Back on shore the Port of Echuca is the heart of a heritage district simply called the Esplanade. Once there was a dock here that lined a mile of the Murray, built from the trunks of red gums and tall enough to withstand all but the flood of a century. Today the port is more modest and the crowds more agreeable, but the streets of the Esplanade continue to be graced by period shopfronts, horse-drawn carts and a few characters who look as old as the town itself.
Buster is a generous local who devotes his life to rescuing injured wildlife. You’ll find him on the Esplanade most days sharing his playful pets with passing passengers. Rocky the corella is the local rockstar, a chatty and charming little fellow who goes along with Buster’s antics to play dead, cheer a few footy teams and pose for family photos. Like many of Buster’s rescues, Rocky only has one leg and was nursed back to health with a kind hand and a determined spirit. Donations for Buster’s busking aid the welfare of dozens of other native birds in need of shelter.
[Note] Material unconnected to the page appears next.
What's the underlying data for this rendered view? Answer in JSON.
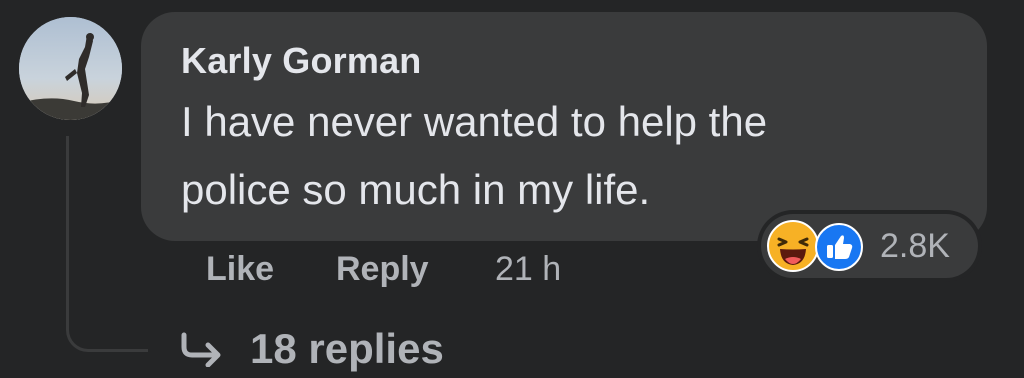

Behind the riverfront is High Street and its charming Victorian-era buildings. Old shops are home to new arrivals such as the bitter-sweet artistry of Echuca Chocolates and landscape photography by Matt Handby. Several elegant facades are matched with fine dining menus, and Left Bank is of particular note if your idea of romance requires the cuisine to better the scenery. Echuca caters to all tastes however, and there are several licensed hotels around town that offer honest country grub that you’d expect from an honest country pub.
n the heydays of Echuca the pubs were much more than a watering hole, they were a home away from home to the riverboat crews. Accommodation, sustenance and a chance to lose part or all of your pay cheque with the help of some illicit alcohol. During the Prohibition the basement bars were hidden from the street, complete with secret passages to help a few notorious individuals evade the long arm of the law. It’s some trick to hide grog in a hotel and testament to the pioneering nature of Echuca’s residents.
There’s no need for clandestine gatherings to sample a local drop these days, with several wine bars and cellars prominently located near the Port of Echuca. Two celebrations take over town each year, with big crowds to share wine, food and music. In winter the blues scene joins the scenery, and for summer the jazz bands hit town for a little jubilation. The music pours out of restaurants, clubs and wineries. Even the steamboats get into the act with some rambling down the river. Sweet notes echo off the decks, mingling with the high pitch of the ships whistle.
If you want to enjoy iconic sights of the Murray with a band on board then the festivals are for you. The alternative is to slip into the serenity of a steamboat at sunset, accompanied by good food, great wines and flocks of native birds playing a few colourful songs of their own.
ON THE RIVER MURRAY
The twin towns of Echuca-Moama are half way between Albury and Mildura, and are host to annual jazz festivals every summer, and blues festival every winter. The music rambles down the river, in the towns and at nearby wineries.
PS Emmylou paddles the Murray most evenings. Couples can opt in for the dining cruise which includes meals and a selection of local wines.
WHERE TO STAY
Quest Echuca have serviced apartments in a great location near the Port of Echuca.